Sunni insurgents seized a mainly ethnic Turkmen city in northwestern Iraq on Sunday after heavy fighting, solidifying their grip on the north after a lightning offensive that threatens to dismember Iraq.
Residents reached by telephone in the city of Tal Afar said it had fallen to the rebels from the Islamic State of Iraq and the Levant after a battle which saw heavy casualties on both sides.
"The city was overrun by militants. Severe fighting took place, and many people were killed. Shi'ite families have fled to the west and Sunni families have fled to the east," said a city official who asked not to be identified.
Tal Afar is a short drive west from Mosul, the north's main city, which the ISIL fighters seized last week at the start of a drive that has plunged the country into the worst crisis since U.S. troops withdrew.
Most of the inhabitants of Tal Afar are members of the Turkmen ethnic group, who speak a Turkic language. Turkey has expressed concern about their security.
The city had been defended by an unit of Iraq's security forces commanded by a Shi'ite major general, Abu Walid, whose men were among the few holdouts from the government's forces in the province around Mosul not to flee the rapid ISIL advance.
After sweeping through towns in the Tigris valley north of Baghdad, ISIL fighters appear to have halted their advance outside the capital, instead moving to tighten their grip on the north.
The Turkmen and other residents of Tal Afar are divided among Sunnis and Shi'ites in a part of Iraq with a complex ethnic and sectarian mixture. The city is just outside Iraq's autonomous Kurdish region, whose own security forces have taken advantage of the collapse of government control to advance into the city of Kirkuk and rural areas with oil deposits.

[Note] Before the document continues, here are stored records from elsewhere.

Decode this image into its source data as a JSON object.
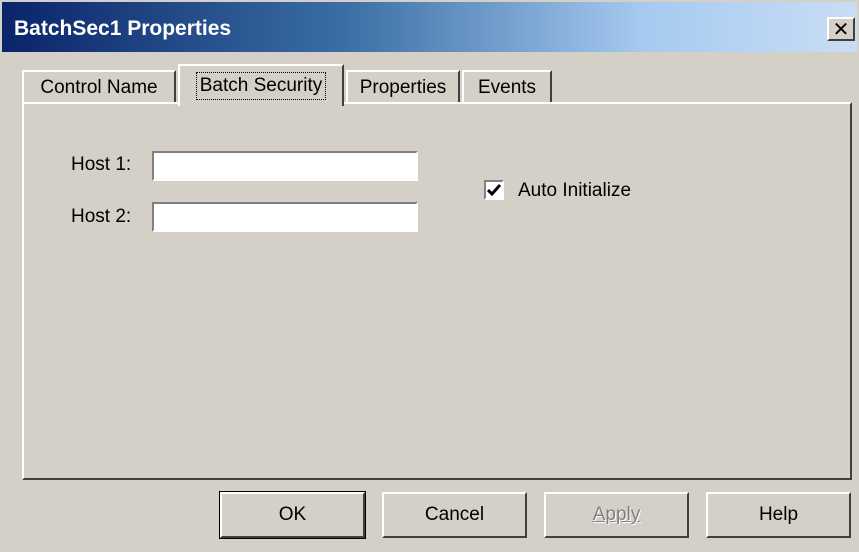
{
  "window": {
    "title": "BatchSec1 Properties",
    "close_glyph": "✕"
  },
  "tabs": [
    {
      "label": "Control Name",
      "active": false
    },
    {
      "label": "Batch Security",
      "active": true
    },
    {
      "label": "Properties",
      "active": false
    },
    {
      "label": "Events",
      "active": false
    }
  ],
  "form": {
    "host1_label": "Host 1:",
    "host1_value": "",
    "host2_label": "Host 2:",
    "host2_value": "",
    "auto_init_label": "Auto Initialize",
    "auto_init_checked": true
  },
  "buttons": {
    "ok": "OK",
    "cancel": "Cancel",
    "apply": "Apply",
    "help": "Help"
  },
  "colors": {
    "face": "#d4d0c8",
    "title_start": "#0a246a",
    "title_end": "#a6caf0"
  }
}
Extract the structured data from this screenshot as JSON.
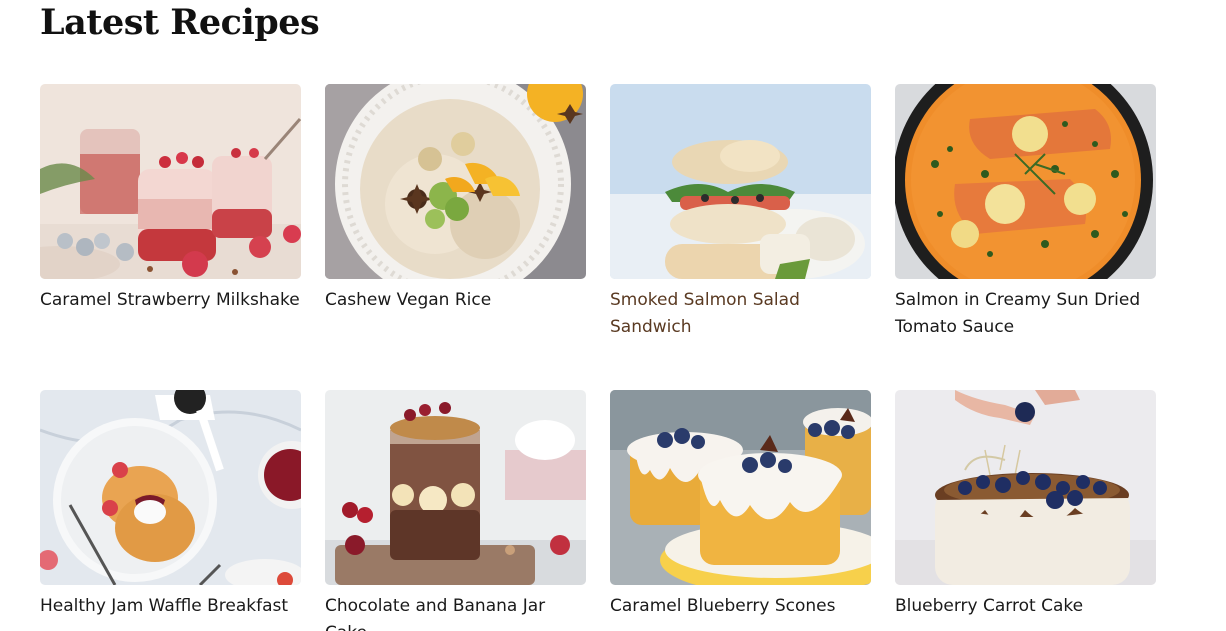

ISIL fighters aim to establish a Caliphate on both sides of the Syria-Iraqi frontier based on strict medieval Sunni Muslim precepts. Their advance has been assisted by other Sunni Muslim armed groups.